Plastic ducks and the pink fishing net
Sunday 10th June, 2012
“What’s missing?” said the Captain just after dawn this morning. “What can’t you hear?” True, the Webasto was busy hissing as it heated the water and the birds were busy singing… but there was a total absence of the sound of rain lashing on windowpanes and metal roof. Could the rain stay away…? To prepare for boating without laying out thermals and gaiters, or waterproof tops and bottoms – what joy!
Cleddau’s crew had, perhaps wrongly, regarded the Manchester approaches and outskirts as potential bandit country. True, we were boarded yesterday by two giggly girls and one awestruck would-be male boater but today, folk were helpful (“Pull in here if you’re short of water, we’ll pass you our hose,” said the man beside a wooden boat outside the Postland Basin Museum) or curious (“How long is your boat? Have you come all the way from Wales?) and even excitable (“We’ll race you on our bikes,” plotted the 5 ten year old boys near Heyrod.)

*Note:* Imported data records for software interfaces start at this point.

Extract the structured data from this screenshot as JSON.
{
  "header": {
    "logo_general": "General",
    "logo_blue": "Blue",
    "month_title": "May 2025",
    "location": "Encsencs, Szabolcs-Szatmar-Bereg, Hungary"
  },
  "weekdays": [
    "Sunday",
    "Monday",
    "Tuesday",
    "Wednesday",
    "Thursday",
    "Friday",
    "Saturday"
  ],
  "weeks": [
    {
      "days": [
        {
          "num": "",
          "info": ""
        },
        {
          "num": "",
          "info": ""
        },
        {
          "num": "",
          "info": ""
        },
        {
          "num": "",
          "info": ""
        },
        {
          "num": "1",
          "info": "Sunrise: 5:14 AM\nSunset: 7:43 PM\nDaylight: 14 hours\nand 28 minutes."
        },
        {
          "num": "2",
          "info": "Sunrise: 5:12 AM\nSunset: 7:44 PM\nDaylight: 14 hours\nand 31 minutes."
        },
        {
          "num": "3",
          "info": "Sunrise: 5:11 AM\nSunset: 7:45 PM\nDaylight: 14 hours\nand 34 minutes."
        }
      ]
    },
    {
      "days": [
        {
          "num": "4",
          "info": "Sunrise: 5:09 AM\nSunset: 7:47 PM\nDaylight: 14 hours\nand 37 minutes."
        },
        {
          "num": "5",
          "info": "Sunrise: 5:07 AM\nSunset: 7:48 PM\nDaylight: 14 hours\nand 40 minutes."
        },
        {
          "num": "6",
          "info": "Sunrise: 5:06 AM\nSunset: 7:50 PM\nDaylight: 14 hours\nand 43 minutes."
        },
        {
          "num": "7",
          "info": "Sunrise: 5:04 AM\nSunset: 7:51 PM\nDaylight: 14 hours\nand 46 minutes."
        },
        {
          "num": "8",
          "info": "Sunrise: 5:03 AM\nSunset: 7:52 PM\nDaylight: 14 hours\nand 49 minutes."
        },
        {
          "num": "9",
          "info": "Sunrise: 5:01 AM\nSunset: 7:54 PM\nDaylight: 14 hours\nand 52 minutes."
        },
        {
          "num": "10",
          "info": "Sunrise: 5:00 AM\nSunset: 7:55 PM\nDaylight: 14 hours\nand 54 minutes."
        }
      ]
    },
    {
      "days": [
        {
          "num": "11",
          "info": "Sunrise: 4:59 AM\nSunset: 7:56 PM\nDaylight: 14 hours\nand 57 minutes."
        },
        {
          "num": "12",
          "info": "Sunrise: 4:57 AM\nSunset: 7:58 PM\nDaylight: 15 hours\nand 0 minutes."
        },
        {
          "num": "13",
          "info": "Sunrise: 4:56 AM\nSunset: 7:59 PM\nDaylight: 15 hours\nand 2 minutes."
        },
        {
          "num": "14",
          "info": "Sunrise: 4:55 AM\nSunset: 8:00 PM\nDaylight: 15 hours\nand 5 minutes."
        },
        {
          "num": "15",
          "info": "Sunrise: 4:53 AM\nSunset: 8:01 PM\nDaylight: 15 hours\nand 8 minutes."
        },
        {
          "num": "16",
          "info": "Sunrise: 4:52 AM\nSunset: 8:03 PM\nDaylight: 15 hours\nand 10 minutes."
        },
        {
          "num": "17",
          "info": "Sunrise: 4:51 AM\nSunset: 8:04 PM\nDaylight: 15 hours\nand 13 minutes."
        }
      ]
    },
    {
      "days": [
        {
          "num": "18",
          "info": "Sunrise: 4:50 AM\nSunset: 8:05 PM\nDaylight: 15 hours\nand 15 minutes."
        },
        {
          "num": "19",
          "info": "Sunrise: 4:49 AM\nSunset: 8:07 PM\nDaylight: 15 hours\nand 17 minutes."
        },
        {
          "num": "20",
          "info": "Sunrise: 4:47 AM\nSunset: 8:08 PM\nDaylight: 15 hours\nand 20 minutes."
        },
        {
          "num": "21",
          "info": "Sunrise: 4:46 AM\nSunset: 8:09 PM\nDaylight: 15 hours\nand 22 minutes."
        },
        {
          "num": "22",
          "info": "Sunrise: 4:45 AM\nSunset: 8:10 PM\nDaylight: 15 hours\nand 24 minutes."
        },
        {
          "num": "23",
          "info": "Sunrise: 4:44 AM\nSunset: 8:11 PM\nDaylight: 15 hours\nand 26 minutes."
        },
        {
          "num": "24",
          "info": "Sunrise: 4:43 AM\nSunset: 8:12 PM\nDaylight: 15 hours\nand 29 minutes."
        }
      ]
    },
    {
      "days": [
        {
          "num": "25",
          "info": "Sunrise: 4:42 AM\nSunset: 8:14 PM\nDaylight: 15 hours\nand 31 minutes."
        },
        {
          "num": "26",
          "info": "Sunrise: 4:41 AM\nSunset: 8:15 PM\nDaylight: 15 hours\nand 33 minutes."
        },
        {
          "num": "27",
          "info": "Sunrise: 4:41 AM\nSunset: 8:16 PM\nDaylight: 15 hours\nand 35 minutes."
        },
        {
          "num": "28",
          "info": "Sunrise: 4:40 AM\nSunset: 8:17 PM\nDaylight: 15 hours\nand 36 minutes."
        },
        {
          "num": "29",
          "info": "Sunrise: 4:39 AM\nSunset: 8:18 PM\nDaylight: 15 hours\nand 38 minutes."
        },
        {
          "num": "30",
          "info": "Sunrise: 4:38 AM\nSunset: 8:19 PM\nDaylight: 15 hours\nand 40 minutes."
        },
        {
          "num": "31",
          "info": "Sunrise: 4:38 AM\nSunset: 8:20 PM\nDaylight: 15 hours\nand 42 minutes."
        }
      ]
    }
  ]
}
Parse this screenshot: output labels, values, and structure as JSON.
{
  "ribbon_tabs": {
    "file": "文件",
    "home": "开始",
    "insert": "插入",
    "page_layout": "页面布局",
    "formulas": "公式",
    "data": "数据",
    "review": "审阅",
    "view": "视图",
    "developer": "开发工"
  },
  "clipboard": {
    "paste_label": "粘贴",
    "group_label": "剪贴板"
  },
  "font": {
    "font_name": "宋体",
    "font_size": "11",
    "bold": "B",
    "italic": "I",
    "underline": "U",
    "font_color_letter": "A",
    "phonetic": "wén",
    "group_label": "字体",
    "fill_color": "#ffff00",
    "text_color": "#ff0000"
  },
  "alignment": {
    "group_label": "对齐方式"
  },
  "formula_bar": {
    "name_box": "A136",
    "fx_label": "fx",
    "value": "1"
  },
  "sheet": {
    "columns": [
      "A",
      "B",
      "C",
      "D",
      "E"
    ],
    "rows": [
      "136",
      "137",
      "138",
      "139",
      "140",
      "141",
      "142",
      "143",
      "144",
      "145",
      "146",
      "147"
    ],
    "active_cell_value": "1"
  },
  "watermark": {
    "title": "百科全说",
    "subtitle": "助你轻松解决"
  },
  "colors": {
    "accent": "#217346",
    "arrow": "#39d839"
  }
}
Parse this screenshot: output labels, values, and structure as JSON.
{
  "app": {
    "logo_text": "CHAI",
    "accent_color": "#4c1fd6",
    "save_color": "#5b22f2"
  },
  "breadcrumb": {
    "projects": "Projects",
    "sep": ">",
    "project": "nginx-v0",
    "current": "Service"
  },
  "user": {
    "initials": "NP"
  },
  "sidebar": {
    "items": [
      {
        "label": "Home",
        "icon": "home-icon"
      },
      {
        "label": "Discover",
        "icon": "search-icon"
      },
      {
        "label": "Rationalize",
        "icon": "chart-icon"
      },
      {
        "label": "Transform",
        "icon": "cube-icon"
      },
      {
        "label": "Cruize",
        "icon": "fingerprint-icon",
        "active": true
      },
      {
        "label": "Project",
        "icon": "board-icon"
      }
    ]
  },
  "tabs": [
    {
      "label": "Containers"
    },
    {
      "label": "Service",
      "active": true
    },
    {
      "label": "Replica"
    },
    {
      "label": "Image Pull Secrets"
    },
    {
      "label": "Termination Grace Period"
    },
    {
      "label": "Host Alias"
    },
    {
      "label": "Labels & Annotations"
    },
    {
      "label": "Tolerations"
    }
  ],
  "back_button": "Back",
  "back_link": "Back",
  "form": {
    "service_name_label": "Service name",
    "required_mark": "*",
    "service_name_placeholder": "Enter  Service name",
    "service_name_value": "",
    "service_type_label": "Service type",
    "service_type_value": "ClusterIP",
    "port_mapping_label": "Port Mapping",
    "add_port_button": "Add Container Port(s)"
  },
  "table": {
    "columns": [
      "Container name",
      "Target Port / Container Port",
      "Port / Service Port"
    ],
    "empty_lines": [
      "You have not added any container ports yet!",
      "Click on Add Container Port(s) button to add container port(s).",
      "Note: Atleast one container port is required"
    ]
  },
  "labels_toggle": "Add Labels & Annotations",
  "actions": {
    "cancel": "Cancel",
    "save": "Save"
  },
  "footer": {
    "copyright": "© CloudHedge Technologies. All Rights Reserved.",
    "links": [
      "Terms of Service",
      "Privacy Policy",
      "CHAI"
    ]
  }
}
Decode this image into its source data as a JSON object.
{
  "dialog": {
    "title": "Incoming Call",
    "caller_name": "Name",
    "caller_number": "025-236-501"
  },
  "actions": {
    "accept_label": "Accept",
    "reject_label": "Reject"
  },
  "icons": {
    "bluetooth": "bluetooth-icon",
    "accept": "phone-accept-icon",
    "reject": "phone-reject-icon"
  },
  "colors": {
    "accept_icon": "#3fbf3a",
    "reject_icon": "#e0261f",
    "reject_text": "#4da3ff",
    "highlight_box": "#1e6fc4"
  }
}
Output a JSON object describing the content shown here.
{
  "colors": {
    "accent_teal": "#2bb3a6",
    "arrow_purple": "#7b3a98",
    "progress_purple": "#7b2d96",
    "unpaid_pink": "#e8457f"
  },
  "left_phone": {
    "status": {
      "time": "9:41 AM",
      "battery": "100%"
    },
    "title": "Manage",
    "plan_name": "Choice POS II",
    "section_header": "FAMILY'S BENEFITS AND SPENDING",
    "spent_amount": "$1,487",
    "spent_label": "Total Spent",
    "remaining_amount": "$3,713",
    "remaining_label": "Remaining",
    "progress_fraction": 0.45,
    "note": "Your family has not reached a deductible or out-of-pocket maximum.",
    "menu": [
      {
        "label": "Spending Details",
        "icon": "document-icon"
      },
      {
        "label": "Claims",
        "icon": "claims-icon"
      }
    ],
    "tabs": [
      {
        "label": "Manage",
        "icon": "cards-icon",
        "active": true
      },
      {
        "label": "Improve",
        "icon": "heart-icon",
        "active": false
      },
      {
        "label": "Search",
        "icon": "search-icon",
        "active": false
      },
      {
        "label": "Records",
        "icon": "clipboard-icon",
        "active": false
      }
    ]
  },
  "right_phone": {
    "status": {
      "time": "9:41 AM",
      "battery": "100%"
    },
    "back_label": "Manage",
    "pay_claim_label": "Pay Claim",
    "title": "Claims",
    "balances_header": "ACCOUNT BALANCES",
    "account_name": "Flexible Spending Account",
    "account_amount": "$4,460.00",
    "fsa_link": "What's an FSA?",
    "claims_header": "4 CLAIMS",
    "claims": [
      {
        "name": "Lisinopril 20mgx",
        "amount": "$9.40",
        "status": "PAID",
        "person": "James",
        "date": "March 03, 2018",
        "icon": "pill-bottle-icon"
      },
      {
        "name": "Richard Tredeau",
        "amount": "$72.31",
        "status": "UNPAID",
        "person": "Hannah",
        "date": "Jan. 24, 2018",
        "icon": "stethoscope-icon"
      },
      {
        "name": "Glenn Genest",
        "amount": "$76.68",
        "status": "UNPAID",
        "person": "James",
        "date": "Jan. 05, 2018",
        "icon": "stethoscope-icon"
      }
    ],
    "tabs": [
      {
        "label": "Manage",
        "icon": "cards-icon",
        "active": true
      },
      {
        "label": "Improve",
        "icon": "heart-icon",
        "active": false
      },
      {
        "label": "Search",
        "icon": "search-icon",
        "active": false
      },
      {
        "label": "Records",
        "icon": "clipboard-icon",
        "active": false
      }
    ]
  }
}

The first stretch of a few hundred metres took us to Dukinfield Junction, home of a museum due a visit perhaps on the return trip; then there’s a sharp right for the eastern end of the Ashton Canal which joins the Huddersfield Narrow. It is amazing that this canal was ever restored to navigation – much of it was buried underground and built over, hence the wide modern tunnel finished in 1989 that takes the canal under an ASDA superstore. The eyes don’t deceive: there is a fair amount of barbed wire on top of fences and walls; plastic bottles and polystyrene food packaging float in the water. But the anglers were out fishing (“Oh, loads of stuff, perch, pike, bream, roach, carp …”). There was no time to form firm opinions as lock action soon starts. Each of the locks is numbered and lettered, either with W when on the west side or E when on the east side of the Standedge Tunnel. “Canaloraks” might find the lock gear interesting: Lock 1W uses manually wound hydraulic gates and paddles; at subsequent locks boaters meet bent arm gates, straight gates, ground paddle gear that is encased in a round cylinder (like the Stockton and Hatton locks?), anti-vandal posts that need unlocking in one of two different ways, very heavy top gates, odd apparatus at the water’s edge (rollers?) and strange black tower type boxes at some of the locks… Many locks have a fierce discharge of water just below although within the chamber there is no turbulence whatsoever. Strangest experience of all was the lock 8W approach right underneath the legs of a pylon.
Is this waterway busy? No, not on the water: in eight hours we met only one narrow boat travelling towards us. That was at Stalybridge, a veritable centre of activity – the lock occupied by a descending narrow boat, a monthly Farmers’ Market in full swing either side of the lock, some junior canoeists practising in the pound beyond and the last few yellow ducks appearing after the earlier charity duck race. But it being Sunday – and dry – the tow path was being well used by pram pushers, dog walkers, runners et al.
Upwards the canal climbs, past housing, industrial units, factories, mill buildings and chimneys; then the route becomes more rural, fringed by trees and woodland paths, allowing glimpses of terraces of houses on ridge lines and of the hills themselves. Somewhere in Micklehurst there was a shout from the left: “Help! Can you get my ball please?” Floating ahead of us was a much-loved football. The boat was slowed, a rescue mission under way.
Boatwif grabbed Cheshire One’s fishing net from the bow. “Sorry it’s a PINK net ..!” And with a stretch and a kayak paddling action the football was recovered and chucked back towards Footballer’s Dad.
“I don’t think he minds it being pink,” was the grateful response.
So, mid-afternoon, in Mossley, just below Lock 15W Cleddau was moored up. Yesterday’s route was patiently explained by Techno’s Dad: from Cheshire East, into Stockport Metropolitan Borough, then into Tameside. But this afternoon’s mooring place was described by an onlooker in pre-1974 terms: here is where Cheshire, Lancashire and the West Riding of Yorkshire met. It’s a small stone-built village, with the swift River Tame racing downhill from Saddleworth Moor. In this quiet mooring spot what could possibly disturb the crew – other than the now returned heavy showers of rain!
7.92 miles, 14 locks.